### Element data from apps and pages
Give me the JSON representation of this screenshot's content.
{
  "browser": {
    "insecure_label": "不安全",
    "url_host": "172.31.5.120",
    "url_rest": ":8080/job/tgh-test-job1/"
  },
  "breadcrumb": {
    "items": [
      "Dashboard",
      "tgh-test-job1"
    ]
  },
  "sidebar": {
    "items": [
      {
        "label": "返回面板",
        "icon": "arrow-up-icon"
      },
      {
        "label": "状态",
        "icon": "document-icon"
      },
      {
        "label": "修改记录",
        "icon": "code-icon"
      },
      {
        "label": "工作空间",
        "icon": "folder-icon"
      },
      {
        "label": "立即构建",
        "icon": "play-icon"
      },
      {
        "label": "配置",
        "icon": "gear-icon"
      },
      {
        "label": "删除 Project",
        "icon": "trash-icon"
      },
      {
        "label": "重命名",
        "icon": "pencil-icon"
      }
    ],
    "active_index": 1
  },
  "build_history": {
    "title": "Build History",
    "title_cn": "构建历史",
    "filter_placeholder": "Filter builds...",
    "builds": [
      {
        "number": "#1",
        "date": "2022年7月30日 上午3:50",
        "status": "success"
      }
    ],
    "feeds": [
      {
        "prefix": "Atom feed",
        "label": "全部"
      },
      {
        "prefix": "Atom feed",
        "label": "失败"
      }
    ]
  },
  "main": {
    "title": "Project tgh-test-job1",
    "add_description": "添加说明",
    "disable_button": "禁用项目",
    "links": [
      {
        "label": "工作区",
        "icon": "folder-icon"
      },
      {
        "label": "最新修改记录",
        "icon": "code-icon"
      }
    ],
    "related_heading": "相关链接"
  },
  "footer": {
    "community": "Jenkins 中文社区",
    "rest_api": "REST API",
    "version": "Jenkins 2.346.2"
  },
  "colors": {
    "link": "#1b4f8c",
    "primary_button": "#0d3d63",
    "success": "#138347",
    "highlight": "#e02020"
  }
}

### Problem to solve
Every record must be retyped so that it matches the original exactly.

### Response area
Give me the JSON representation of this screenshot's content.
{
  "browser": {
    "insecure_label": "不安全",
    "url_host": "172.31.5.120",
    "url_rest": ":8080/job/tgh-test-job1/"
  },
  "breadcrumb": {
    "items": [
      "Dashboard",
      "tgh-test-job1"
    ]
  },
  "sidebar": {
    "items": [
      {
        "label": "返回面板",
        "icon": "arrow-up-icon"
      },
      {
        "label": "状态",
        "icon": "document-icon"
      },
      {
        "label": "修改记录",
        "icon": "code-icon"
      },
      {
        "label": "工作空间",
        "icon": "folder-icon"
      },
      {
        "label": "立即构建",
        "icon": "play-icon"
      },
      {
        "label": "配置",
        "icon": "gear-icon"
      },
      {
        "label": "删除 Project",
        "icon": "trash-icon"
      },
      {
        "label": "重命名",
        "icon": "pencil-icon"
      }
    ],
    "active_index": 1
  },
  "build_history": {
    "title": "Build History",
    "title_cn": "构建历史",
    "filter_placeholder": "Filter builds...",
    "builds": [
      {
        "number": "#1",
        "date": "2022年7月30日 上午3:50",
        "status": "success"
      }
    ],
    "feeds": [
      {
        "prefix": "Atom feed",
        "label": "全部"
      },
      {
        "prefix": "Atom feed",
        "label": "失败"
      }
    ]
  },
  "main": {
    "title": "Project tgh-test-job1",
    "add_description": "添加说明",
    "disable_button": "禁用项目",
    "links": [
      {
        "label": "工作区",
        "icon": "folder-icon"
      },
      {
        "label": "最新修改记录",
        "icon": "code-icon"
      }
    ],
    "related_heading": "相关链接"
  },
  "footer": {
    "community": "Jenkins 中文社区",
    "rest_api": "REST API",
    "version": "Jenkins 2.346.2"
  },
  "colors": {
    "link": "#1b4f8c",
    "primary_button": "#0d3d63",
    "success": "#138347",
    "highlight": "#e02020"
  }
}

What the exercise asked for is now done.